-- Work item --
Scan the data, and whenever a line contains "icon", copy it.

-- Dataset records --
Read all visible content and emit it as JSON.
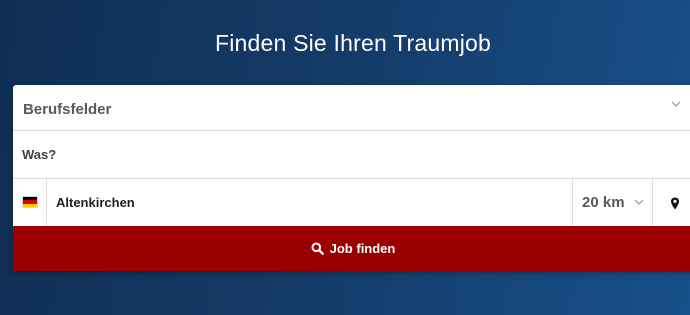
{
  "hero": {
    "title": "Finden Sie Ihren Traumjob"
  },
  "search": {
    "category_label": "Berufsfelder",
    "category_icon": "chevron-down-icon",
    "what_placeholder": "Was?",
    "what_value": "",
    "country_flag": "germany-flag-icon",
    "flag_colors": [
      "#000000",
      "#dd0000",
      "#ffce00"
    ],
    "location_value": "Altenkirchen",
    "radius_value": "20 km",
    "radius_icon": "chevron-down-icon",
    "locate_icon": "map-pin-icon",
    "submit_label": "Job finden",
    "submit_icon": "search-icon",
    "submit_color": "#9a0000"
  }
}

-- Result for this exercise --
    "category_icon": "chevron-down-icon",
    "country_flag": "germany-flag-icon",
    "radius_icon": "chevron-down-icon",
    "locate_icon": "map-pin-icon",
    "submit_icon": "search-icon",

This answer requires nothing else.